Why Emerging Market Equities Are a Good Investment

The race to the bottom has been long and painful. Central banks have been fighting against each other to deflate their currencies faster than the rest of the world, hoping to export goods at deflated prices. Nine years have passed since the Great Recession, but little has changed in economic policy. The race to the bottom is alive and well in many parts of the global economy. Although that may have begun to change. The United States has raised interest rates twice over the past 15 months and anticipates raising them three times during 2017. Speculation regarding the Czech Republic is that it will abandon its currency ceiling and allow the koruna to appreciate. Is this the new race to the top? We don’t think so, but we do believe the dollar has begun to retreat. In the following paragraphs we will discuss the potential themes that we believe make emerging market equities attractive today.

The Trump administration has signaled that they would prefer a deflated green-back. Additionally, the recent rebound of emerging market equities and their uncharacteristically low volatility, could potentially make carry trades in developing currencies attractive. The current market environment allows investors to borrow at historically low rates in developed-country currency and to buy emerging market government debt in local currencies, which yield roughly 3% higher than U.S. Treasuries. It appears that this trade has already begun, but it is certainly not crowded at the moment. What impact will this have on emerging market currencies should the trade become more crowded?

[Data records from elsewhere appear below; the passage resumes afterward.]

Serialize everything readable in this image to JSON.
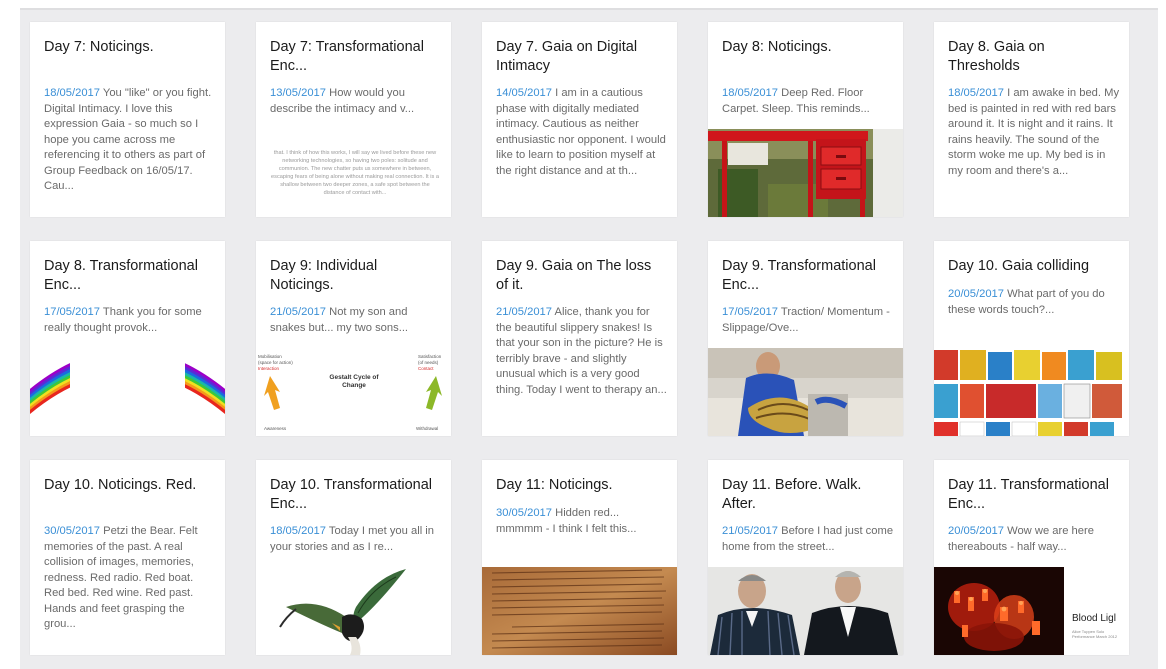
{
  "colors": {
    "date": "#3a8fd6",
    "title": "#1b1b1b",
    "excerpt": "#6a6a6a",
    "background": "#ececee"
  },
  "cards": [
    {
      "title": "Day 7: Noticings.",
      "date": "18/05/2017",
      "text": " You \"like\" or you fight. Digital Intimacy. I love this expression Gaia - so much so I hope you came across me referencing it to others as part of Group Feedback on 16/05/17. Cau..."
    },
    {
      "title": "Day 7: Transformational Enc...",
      "date": "13/05/2017",
      "text": " How would you describe the intimacy and v...",
      "doc_lines": "that. I think of how this works, I will say we lived before these new networking technologies, so having two poles: solitude and communion. The new chatter puts us somewhere in between, escaping fears of being alone without making real connection. It is a shallow between two deeper zones, a safe spot between the distance of contact with..."
    },
    {
      "title": "Day 7. Gaia on Digital Intimacy",
      "date": "14/05/2017",
      "text": " I am in a cautious phase with digitally mediated intimacy. Cautious as neither enthusiastic nor opponent. I would like to learn to position myself at the right distance and at th..."
    },
    {
      "title": "Day 8: Noticings.",
      "date": "18/05/2017",
      "text": " Deep Red. Floor Carpet. Sleep. This reminds..."
    },
    {
      "title": "Day 8. Gaia on Thresholds",
      "date": "18/05/2017",
      "text": " I am awake in bed. My bed is painted in red with red bars around it. It is night and it rains. It rains heavily. The sound of the storm woke me up. My bed is in my room and there's a..."
    },
    {
      "title": "Day 8. Transformational Enc...",
      "date": "17/05/2017",
      "text": " Thank you for some really thought provok..."
    },
    {
      "title": "Day 9: Individual Noticings.",
      "date": "21/05/2017",
      "text": " Not my son and snakes but... my two sons...",
      "gestalt": {
        "center": "Gestalt Cycle of Change",
        "left_top": "Mobilisation",
        "left_sub": "(space for action)",
        "left_red": "Interaction",
        "right_top": "Satisfaction",
        "right_sub": "(of needs)",
        "right_red": "Contact",
        "left_bottom": "Awareness",
        "right_bottom": "Withdrawal"
      }
    },
    {
      "title": "Day 9. Gaia on The loss of it.",
      "date": "21/05/2017",
      "text": " Alice, thank you for the beautiful slippery snakes! Is that your son in the picture? He is terribly brave - and slightly unusual which is a very good thing. Today I went to therapy an..."
    },
    {
      "title": "Day 9. Transformational Enc...",
      "date": "17/05/2017",
      "text": " Traction/ Momentum - Slippage/Ove..."
    },
    {
      "title": "Day 10. Gaia colliding",
      "date": "20/05/2017",
      "text": " What part of you do these words touch?..."
    },
    {
      "title": "Day 10. Noticings. Red.",
      "date": "30/05/2017",
      "text": " Petzi the Bear. Felt memories of the past. A real collision of images, memories, redness. Red radio. Red boat. Red bed. Red wine. Red past. Hands and feet grasping the grou..."
    },
    {
      "title": "Day 10. Transformational Enc...",
      "date": "18/05/2017",
      "text": " Today I met you all in your stories and as I re..."
    },
    {
      "title": "Day 11: Noticings.",
      "date": "30/05/2017",
      "text": " Hidden red... mmmmm - I think I felt this..."
    },
    {
      "title": "Day 11. Before. Walk. After.",
      "date": "21/05/2017",
      "text": " Before I had just come home from the street..."
    },
    {
      "title": "Day 11. Transformational Enc...",
      "date": "20/05/2017",
      "text": " Wow we are here thereabouts - half way...",
      "blood": {
        "title": "Blood Ligl",
        "sub": "Alice Tuppen Solo Performance March 2012"
      }
    }
  ]
}
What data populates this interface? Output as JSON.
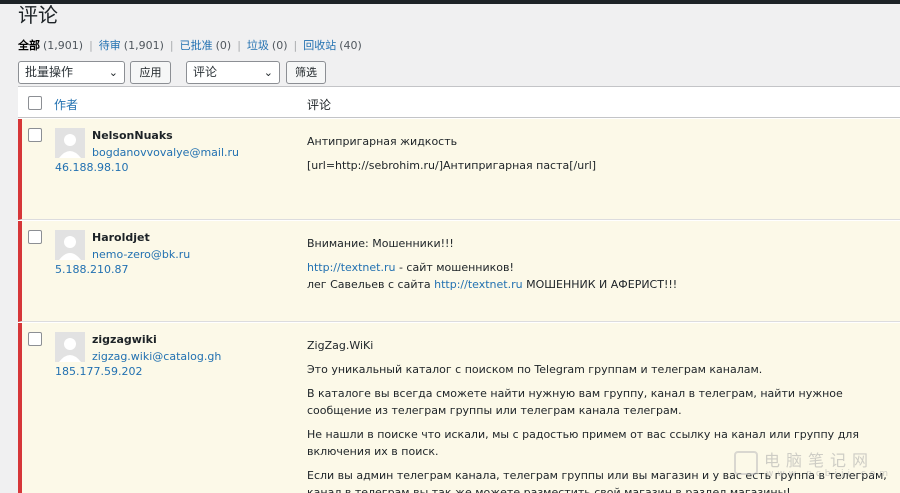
{
  "page": {
    "title": "评论"
  },
  "filters": [
    {
      "label": "全部",
      "count": "(1,901)",
      "current": true
    },
    {
      "label": "待审",
      "count": "(1,901)",
      "current": false
    },
    {
      "label": "已批准",
      "count": "(0)",
      "current": false
    },
    {
      "label": "垃圾",
      "count": "(0)",
      "current": false
    },
    {
      "label": "回收站",
      "count": "(40)",
      "current": false
    }
  ],
  "filter_sep": "|",
  "bulk": {
    "selected": "批量操作",
    "apply_label": "应用"
  },
  "type_filter": {
    "selected": "评论",
    "filter_label": "筛选"
  },
  "table": {
    "col_author": "作者",
    "col_comment": "评论"
  },
  "comments": [
    {
      "name": "NelsonNuaks",
      "email": "bogdanovvovalye@mail.ru",
      "ip": "46.188.98.10",
      "p1": "Антипригарная жидкость",
      "p2": "[url=http://sebrohim.ru/]Антипригарная паста[/url]"
    },
    {
      "name": "Haroldjet",
      "email": "nemo-zero@bk.ru",
      "ip": "5.188.210.87",
      "p1": "Внимание: Мошенники!!!",
      "link1": "http://textnet.ru",
      "p2_tail": " - сайт мошенников!",
      "p3_head": "лег Савельев с сайта ",
      "link2": "http://textnet.ru",
      "p3_tail": " МОШЕННИК И АФЕРИСТ!!!"
    },
    {
      "name": "zigzagwiki",
      "email": "zigzag.wiki@catalog.gh",
      "ip": "185.177.59.202",
      "p1": "ZigZag.WiKi",
      "p2": "Это уникальный каталог с поиском по Telegram группам и телеграм каналам.",
      "p3": "В каталоге вы всегда сможете найти нужную вам группу, канал в телеграм, найти нужное сообщение из телеграм группы или телеграм канала телеграм.",
      "p4": "Не нашли в поиске что искали, мы с радостью примем от вас ссылку на канал или группу для включения их в поиск.",
      "p5": "Если вы админ телеграм канала, телеграм группы или вы магазин и у вас есть группа в телеграм, канал в телеграм вы так же можете разместить свой магазин в раздел магазины!"
    }
  ],
  "watermark": {
    "cn": "电脑笔记网",
    "url": "www.pcbiji.com"
  },
  "colors": {
    "accent": "#2271b1",
    "pending_border": "#d63638",
    "pending_bg": "#fcf9e8"
  }
}
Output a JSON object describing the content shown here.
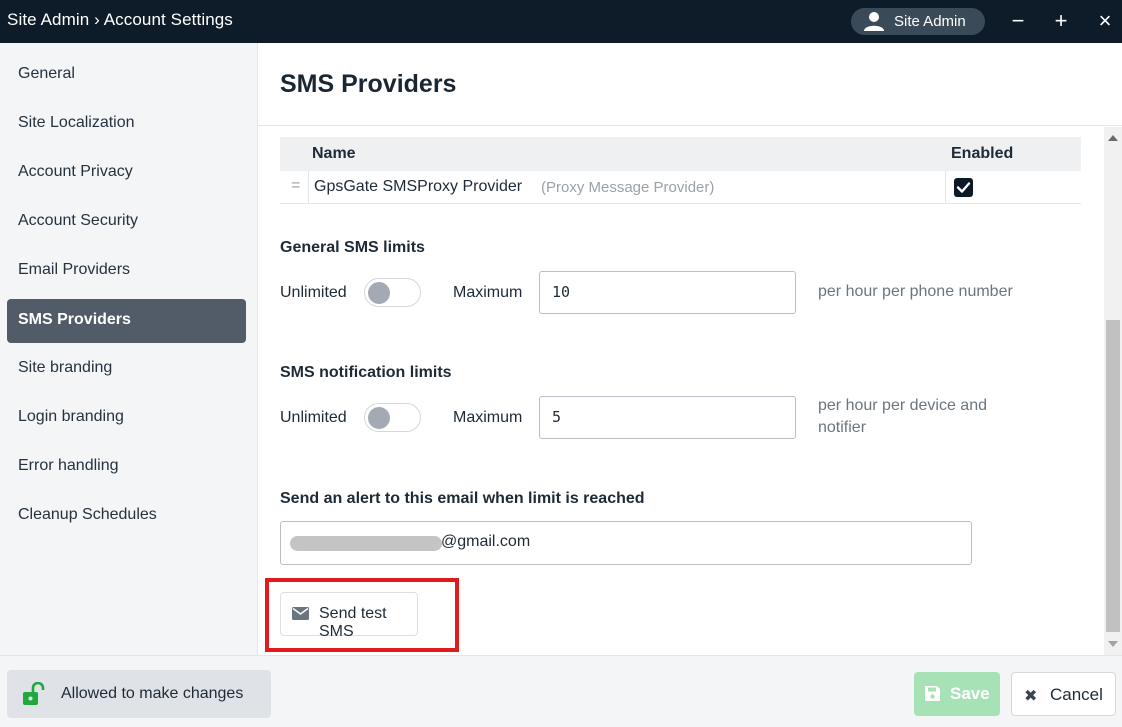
{
  "window": {
    "title": "Site Admin › Account Settings",
    "user_label": "Site Admin",
    "minimize_glyph": "−",
    "maximize_glyph": "+",
    "close_glyph": "×"
  },
  "sidebar": {
    "items": [
      {
        "label": "General"
      },
      {
        "label": "Site Localization"
      },
      {
        "label": "Account Privacy"
      },
      {
        "label": "Account Security"
      },
      {
        "label": "Email Providers"
      },
      {
        "label": "SMS Providers",
        "active": true
      },
      {
        "label": "Site branding"
      },
      {
        "label": "Login branding"
      },
      {
        "label": "Error handling"
      },
      {
        "label": "Cleanup Schedules"
      }
    ]
  },
  "main": {
    "title": "SMS Providers",
    "table": {
      "headers": {
        "name": "Name",
        "enabled": "Enabled"
      },
      "rows": [
        {
          "drag_glyph": "=",
          "name": "GpsGate SMSProxy Provider",
          "description": "(Proxy Message Provider)",
          "enabled": true
        }
      ]
    },
    "general_limits": {
      "title": "General SMS limits",
      "unlimited_label": "Unlimited",
      "unlimited_on": false,
      "maximum_label": "Maximum",
      "maximum_value": "10",
      "hint": "per hour per phone number"
    },
    "notification_limits": {
      "title": "SMS notification limits",
      "unlimited_label": "Unlimited",
      "unlimited_on": false,
      "maximum_label": "Maximum",
      "maximum_value": "5",
      "hint_line1": "per hour per device and",
      "hint_line2": "notifier"
    },
    "alert": {
      "title": "Send an alert to this email when limit is reached",
      "email_visible": "@gmail.com"
    },
    "test_button_label": "Send test SMS"
  },
  "footer": {
    "permission_label": "Allowed to make changes",
    "save_label": "Save",
    "cancel_label": "Cancel"
  },
  "colors": {
    "titlebar": "#0e1c2a",
    "active_nav": "#525c69",
    "save_disabled": "#a6e2b6",
    "highlight_red": "#e01b1b",
    "lock_green": "#1fa83c"
  },
  "icons": [
    "user-icon",
    "minimize-icon",
    "maximize-icon",
    "close-icon",
    "drag-handle-icon",
    "checkmark-icon",
    "envelope-icon",
    "unlocked-lock-icon",
    "floppy-disk-icon",
    "x-icon"
  ]
}
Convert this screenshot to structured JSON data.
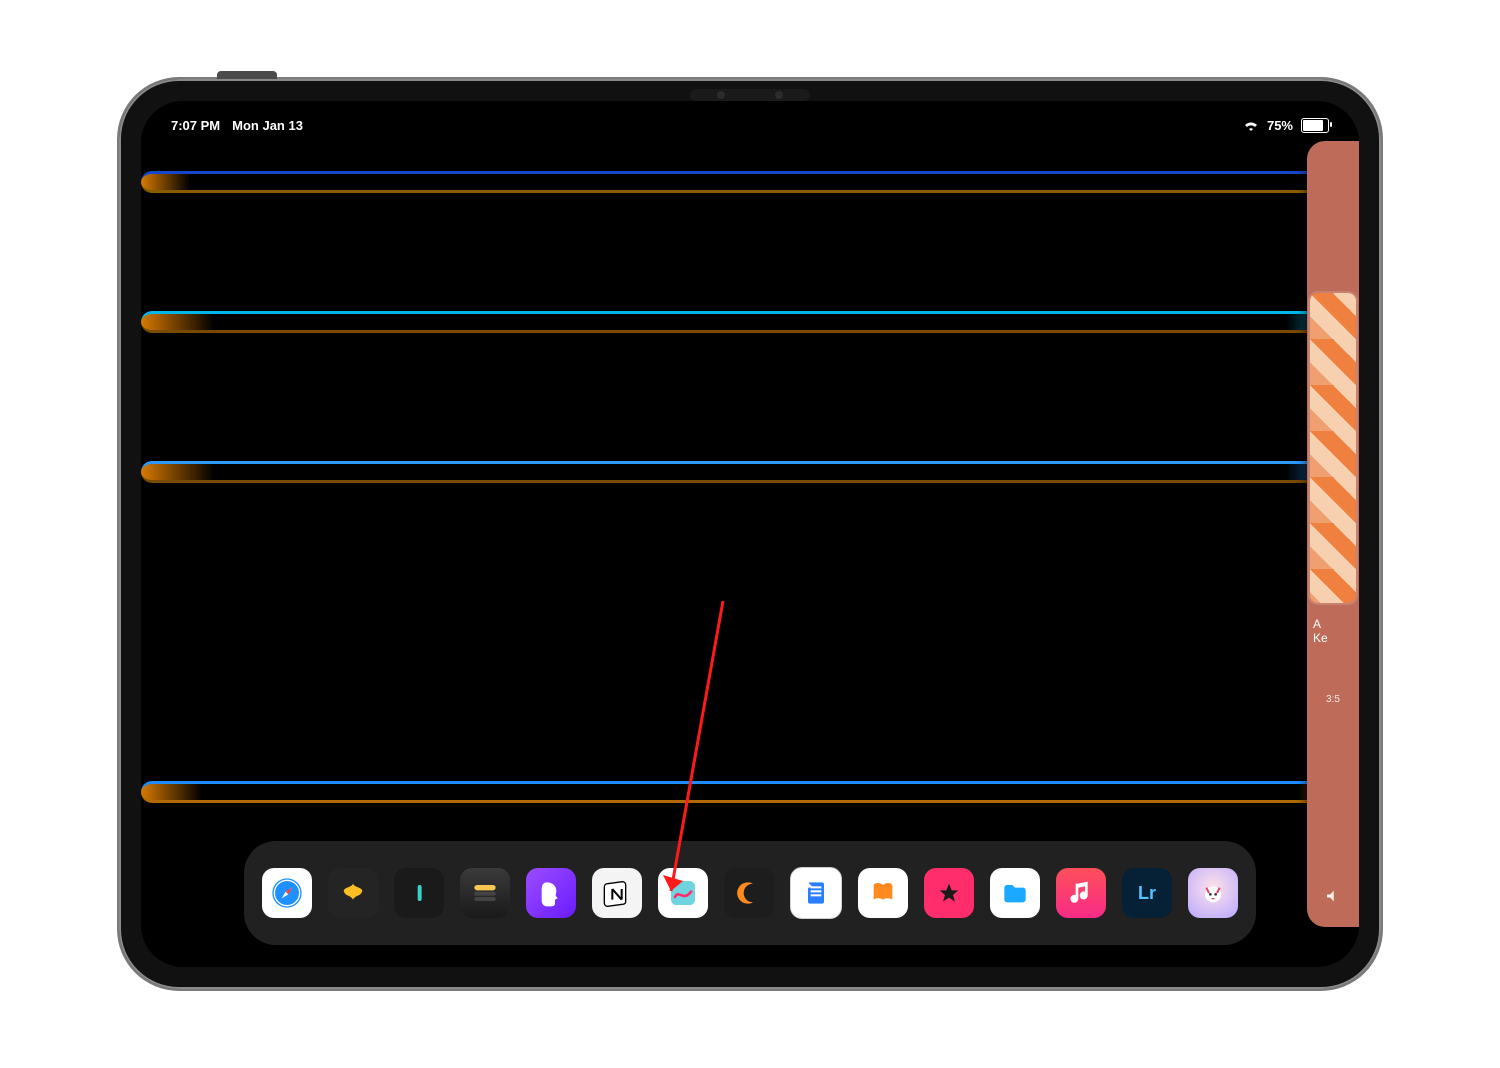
{
  "status": {
    "time": "7:07 PM",
    "date": "Mon Jan 13",
    "battery_pct": "75%"
  },
  "dock": {
    "apps": [
      {
        "name": "safari",
        "label": "Safari"
      },
      {
        "name": "butterfly",
        "label": "Butterfly app"
      },
      {
        "name": "line",
        "label": "Line app"
      },
      {
        "name": "wallet",
        "label": "Wallet-style app"
      },
      {
        "name": "face",
        "label": "Head profile app"
      },
      {
        "name": "notion",
        "label": "Notion"
      },
      {
        "name": "freeform",
        "label": "Freeform"
      },
      {
        "name": "cmoon",
        "label": "Orange C app"
      },
      {
        "name": "scan",
        "label": "Scanner / Document app"
      },
      {
        "name": "books",
        "label": "Books"
      },
      {
        "name": "star",
        "label": "Pink star app"
      },
      {
        "name": "files",
        "label": "Files"
      },
      {
        "name": "music",
        "label": "Music"
      },
      {
        "name": "lr",
        "label": "Lightroom",
        "text": "Lr"
      },
      {
        "name": "avatar",
        "label": "Avatar / Playground app"
      }
    ]
  },
  "slideover": {
    "title_line1": "A",
    "title_line2": "Ke",
    "timestamp": "3:5"
  },
  "annotation": {
    "target_app": "notion"
  }
}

Emerging market equities were severely hit June 2014 through January 2016 due to falling commodity prices and the rapidly rising U.S. dollar. The MSCI EM Index was down 28% during this 19-month period. A rising dollar and falling commodity prices represent the worst type of environment for emerging market equities. George Soros often discusses "reflexivity," which is a term that he uses to iterate that investors often oversell bad news and overbuy good news. By January 2016 investors had oversold the news. They have yet to overbuy the fact that the dollar is now retreating and commodities have entered into a new multi-year bull market. (For related reading, see: Overbought or Oversold? Use the Relative Strength Index to Find out.)

Emerging market valuations remain extremely low and their macroeconomic characteristics are as strong as they have been in over a decade. It’s time to make money buying emerging market equities. Let’s begin by looking at valuations. The S&P 500 is currently trading at valuations that are more than 50% higher than their historical average. By contrast, emerging market valuations in Asia are trading at 30% less than historical norms. Emerging markets, as a whole, are trading at nearly a 20% discount to historical valuations. Emerging market equities were thrown out with the bath water a year ago, and they have a long way to go before becoming an overbought asset class. (For related reading, see: Equity Valuation in Emerging Markets.)

Afraid of global debt levels? No need if you are buying emerging market equities. Years ago economists would say that should a country’s debt-to-GDP ratio surpass 100%, the downward spiral to insolvency or debt re-structuring was inevitable. Today, the United States of America sits at 110% of debt-to-GDP, and their developed market counterparts, the Eurozone, stand at nearly 130%. Scary yes, but not if you are buying equities in fiscally responsible emerging market countries. China sits at roughly 10% debt-to-GDP and India, Brazil, the Philippines, Indonesia, Korea, Taiwan, Thailand, Russia, Peru, Mexico and Chile all register less than 50% of debt-to-GDP. 

How to make money? Obviously, simply buying an ETF that represents the entire universe of emerging market equities is one avenue. Another play would be to over-weight those countries that have the potential to outperform, or to buy individual equities as an aggressive way to gain exposure to emerging market equities.

(For more from this author, see: How Investors Can Prepare for a Bond Bear Market.)